Website and app data records
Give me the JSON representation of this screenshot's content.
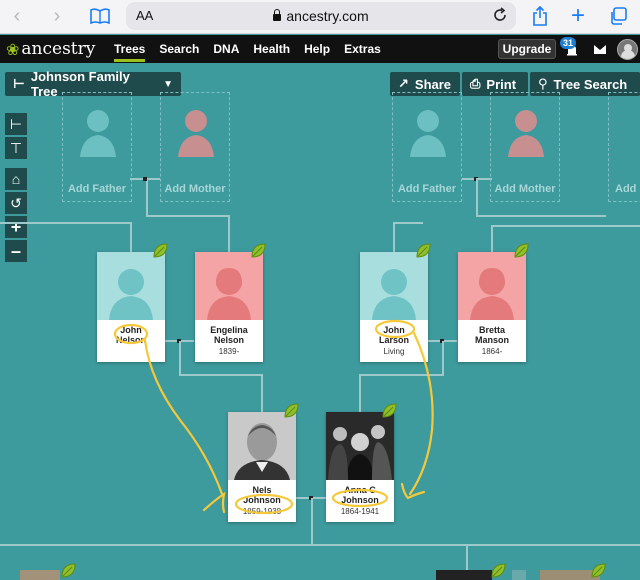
{
  "browser": {
    "aa_label": "AA",
    "url": "ancestry.com"
  },
  "nav": {
    "logo": "ancestry",
    "links": [
      "Trees",
      "Search",
      "DNA",
      "Health",
      "Help",
      "Extras"
    ],
    "active": "Trees",
    "upgrade": "Upgrade",
    "notification_count": "31"
  },
  "tree": {
    "name": "Johnson Family Tree",
    "share": "Share",
    "print": "Print",
    "search": "Tree Search"
  },
  "placeholders": {
    "add_father": "Add Father",
    "add_mother": "Add Mother",
    "add_partial": "Add F"
  },
  "people": {
    "john_nelson": {
      "name1": "John",
      "name2": "Nelson",
      "years": ""
    },
    "engelina_nelson": {
      "name1": "Engelina",
      "name2": "Nelson",
      "years": "1839-"
    },
    "john_larson": {
      "name1": "John",
      "name2": "Larson",
      "years": "Living"
    },
    "bretta_manson": {
      "name1": "Bretta",
      "name2": "Manson",
      "years": "1864-"
    },
    "nels_johnson": {
      "name1": "Nels",
      "name2": "Johnson",
      "years": "1859-1938"
    },
    "anna_johnson": {
      "name1": "Anna C",
      "name2": "Johnson",
      "years": "1864-1941"
    }
  },
  "colors": {
    "background": "#3d9a9d",
    "male": "#a9dedf",
    "female": "#f4a4a5",
    "hint_leaf": "#8fbf2a",
    "annotation": "#f5c93a"
  }
}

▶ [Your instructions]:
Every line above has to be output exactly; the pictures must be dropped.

▶ [Answer]:
Give me the JSON representation of this screenshot's content.
{
  "browser": {
    "aa_label": "AA",
    "url": "ancestry.com"
  },
  "nav": {
    "logo": "ancestry",
    "links": [
      "Trees",
      "Search",
      "DNA",
      "Health",
      "Help",
      "Extras"
    ],
    "active": "Trees",
    "upgrade": "Upgrade",
    "notification_count": "31"
  },
  "tree": {
    "name": "Johnson Family Tree",
    "share": "Share",
    "print": "Print",
    "search": "Tree Search"
  },
  "placeholders": {
    "add_father": "Add Father",
    "add_mother": "Add Mother",
    "add_partial": "Add F"
  },
  "people": {
    "john_nelson": {
      "name1": "John",
      "name2": "Nelson",
      "years": ""
    },
    "engelina_nelson": {
      "name1": "Engelina",
      "name2": "Nelson",
      "years": "1839-"
    },
    "john_larson": {
      "name1": "John",
      "name2": "Larson",
      "years": "Living"
    },
    "bretta_manson": {
      "name1": "Bretta",
      "name2": "Manson",
      "years": "1864-"
    },
    "nels_johnson": {
      "name1": "Nels",
      "name2": "Johnson",
      "years": "1859-1938"
    },
    "anna_johnson": {
      "name1": "Anna C",
      "name2": "Johnson",
      "years": "1864-1941"
    }
  },
  "colors": {
    "background": "#3d9a9d",
    "male": "#a9dedf",
    "female": "#f4a4a5",
    "hint_leaf": "#8fbf2a",
    "annotation": "#f5c93a"
  }
}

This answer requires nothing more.